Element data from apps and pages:
----

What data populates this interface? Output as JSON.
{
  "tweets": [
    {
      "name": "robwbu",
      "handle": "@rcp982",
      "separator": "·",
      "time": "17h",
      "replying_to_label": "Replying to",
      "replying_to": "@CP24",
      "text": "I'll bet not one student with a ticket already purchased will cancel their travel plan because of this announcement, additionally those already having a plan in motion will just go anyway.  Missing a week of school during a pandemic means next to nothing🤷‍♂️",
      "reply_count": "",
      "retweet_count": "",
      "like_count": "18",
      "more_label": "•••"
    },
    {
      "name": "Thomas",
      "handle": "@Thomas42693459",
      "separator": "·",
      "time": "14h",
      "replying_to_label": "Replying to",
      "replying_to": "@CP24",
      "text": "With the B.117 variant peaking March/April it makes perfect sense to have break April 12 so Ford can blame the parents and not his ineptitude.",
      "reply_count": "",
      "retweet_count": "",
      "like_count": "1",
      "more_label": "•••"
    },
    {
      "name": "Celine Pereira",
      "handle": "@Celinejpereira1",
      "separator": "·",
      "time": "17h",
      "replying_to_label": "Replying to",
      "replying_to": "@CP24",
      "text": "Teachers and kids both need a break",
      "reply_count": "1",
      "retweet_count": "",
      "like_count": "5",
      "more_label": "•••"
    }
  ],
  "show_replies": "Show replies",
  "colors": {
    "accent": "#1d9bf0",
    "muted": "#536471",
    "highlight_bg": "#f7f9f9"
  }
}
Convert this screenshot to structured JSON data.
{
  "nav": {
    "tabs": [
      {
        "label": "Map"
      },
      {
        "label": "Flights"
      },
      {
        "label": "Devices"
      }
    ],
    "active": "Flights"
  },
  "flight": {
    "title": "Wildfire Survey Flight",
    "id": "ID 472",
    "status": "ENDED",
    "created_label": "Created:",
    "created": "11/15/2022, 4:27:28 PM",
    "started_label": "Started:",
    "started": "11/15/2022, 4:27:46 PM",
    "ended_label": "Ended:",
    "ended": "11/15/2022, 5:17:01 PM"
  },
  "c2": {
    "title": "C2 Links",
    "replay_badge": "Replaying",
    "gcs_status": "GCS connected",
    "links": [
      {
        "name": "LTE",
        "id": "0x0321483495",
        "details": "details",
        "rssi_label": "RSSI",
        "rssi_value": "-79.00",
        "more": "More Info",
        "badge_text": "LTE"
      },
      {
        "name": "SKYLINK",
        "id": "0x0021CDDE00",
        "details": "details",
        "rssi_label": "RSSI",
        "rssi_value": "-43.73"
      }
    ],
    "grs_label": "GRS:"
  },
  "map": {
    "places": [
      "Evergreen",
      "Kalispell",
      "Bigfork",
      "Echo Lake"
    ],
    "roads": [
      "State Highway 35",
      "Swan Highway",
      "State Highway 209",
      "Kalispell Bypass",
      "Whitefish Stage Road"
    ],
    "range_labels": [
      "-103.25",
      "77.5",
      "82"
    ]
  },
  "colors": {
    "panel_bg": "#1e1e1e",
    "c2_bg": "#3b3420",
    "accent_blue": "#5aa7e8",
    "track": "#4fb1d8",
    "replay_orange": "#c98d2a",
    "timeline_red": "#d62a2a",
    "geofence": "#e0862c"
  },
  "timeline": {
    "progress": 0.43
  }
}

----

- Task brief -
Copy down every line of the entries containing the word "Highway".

- Finished exercise -
      "State Highway 35",
      "Swan Highway",
      "State Highway 209",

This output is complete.